Adapting pre-existing properties into comics has always been a bit of a challenge. Sometimes it works, like with IDW’s Godzilla: Half Century War. Other times it fails miserably, like with IDW’s Mars Attacks: The Holidays. The problems can often occur in the process of trying to remain faithful to the source material while still still delivering an original story. Well Django Unchained avoids that problem completely by directly adapting the first draft of Quentin Tarantino’s new movie by the same name. Does movie script adapt well to comic format? Find out, after the jump.
DJANGO UNCHAINED #1
Writer: Quentin Tarantino
Art: R.M. Guéra, Jason Latour
Colors: Guilia Brusco
Letters: Sal Cipriano
Variant Cover: Jim Lee, Alex Sinclair
Assistant Editor: Sarah Litt
Editor: Jim Chadwick
Cover Price: $3.99
A SLAVE TO THE SCRIPT
The over arching story set up in the first issue seems to be solid, Dr. King Schultz finds Django because he knows the faces of some men he needs to track down. If you are a fan of Tarantino’s movies, then you know all the juice lies in the execution. This first issue is filled with the intense, short, bloody action scenes that is Tarantino’s trade mark, and plenty of witty dialogue to boot; the style is all there. Nothing of real substance happens though, just lots of fun. The most glaring problem, however, is in the pacing and transitions from set piece to set piece. It all feels a bit choppy for a comic, which makes sense since it was written for the silver screen. It would have been more interesting, I feel, to have seen Tarantino either adapt the script more for comics, or perhaps write an original tale that takes place in the same universe.
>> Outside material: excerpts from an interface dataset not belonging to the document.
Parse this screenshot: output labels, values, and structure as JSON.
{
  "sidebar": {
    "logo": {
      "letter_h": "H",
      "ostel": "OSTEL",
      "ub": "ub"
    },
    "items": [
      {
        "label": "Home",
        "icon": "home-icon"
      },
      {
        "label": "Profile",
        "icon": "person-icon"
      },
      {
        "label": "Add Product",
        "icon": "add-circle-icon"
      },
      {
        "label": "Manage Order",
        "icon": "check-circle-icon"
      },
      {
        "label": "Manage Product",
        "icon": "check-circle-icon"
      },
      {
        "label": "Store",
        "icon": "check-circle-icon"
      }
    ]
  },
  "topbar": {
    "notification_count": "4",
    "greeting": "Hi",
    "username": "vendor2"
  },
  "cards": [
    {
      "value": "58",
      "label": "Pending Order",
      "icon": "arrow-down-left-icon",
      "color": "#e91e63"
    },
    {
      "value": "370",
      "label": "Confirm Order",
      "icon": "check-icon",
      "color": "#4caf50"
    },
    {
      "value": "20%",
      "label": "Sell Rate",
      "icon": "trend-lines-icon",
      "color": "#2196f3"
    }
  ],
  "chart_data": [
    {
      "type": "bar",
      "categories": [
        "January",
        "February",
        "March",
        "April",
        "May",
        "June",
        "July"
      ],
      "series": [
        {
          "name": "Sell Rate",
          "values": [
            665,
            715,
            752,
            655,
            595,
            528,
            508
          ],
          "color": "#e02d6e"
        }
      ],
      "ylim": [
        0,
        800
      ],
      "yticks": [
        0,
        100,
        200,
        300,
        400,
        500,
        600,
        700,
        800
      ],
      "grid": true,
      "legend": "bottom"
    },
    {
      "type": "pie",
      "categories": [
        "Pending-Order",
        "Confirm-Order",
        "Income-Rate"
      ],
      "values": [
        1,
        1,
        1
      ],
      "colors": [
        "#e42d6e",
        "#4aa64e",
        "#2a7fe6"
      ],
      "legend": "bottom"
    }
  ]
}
FIRING ON ALL CYLINDERS
The art is really solid throughout. There isn’t much to say stylistically, but it does a really good job of telling the story. There is some excellent work done with faces throughout, they are very good at conveying emotion and expression and do it quite frequently. It almost feels a bit exaggerated at times, another element not alien to the works of Tarantino. A lot of the panel composition is done in a way that feels very cinematic, perhaps because of the script, but I am willing to give the artist the benefit of the doubt. The cinematic feel is very fitting with the story being told though. Jim Lee’s cover variants are notably good, and I am not usually a fan of Jim Lee’s work. I think the man was born to draw westerns.
BOTTOM LINE: FOR THE FANS
Not having seen the movie at the time of this writing, I cannot say how close it is to it though, but I have a feeling the first issue is pretty close to what you can expect to see on the screen. Regardless, this is a very solid western comic, and detached from the movie I would be saying go out and buy this if you are at all interested in the wild wild west.
DID YOU READ THIS ISSUE? RATE IT!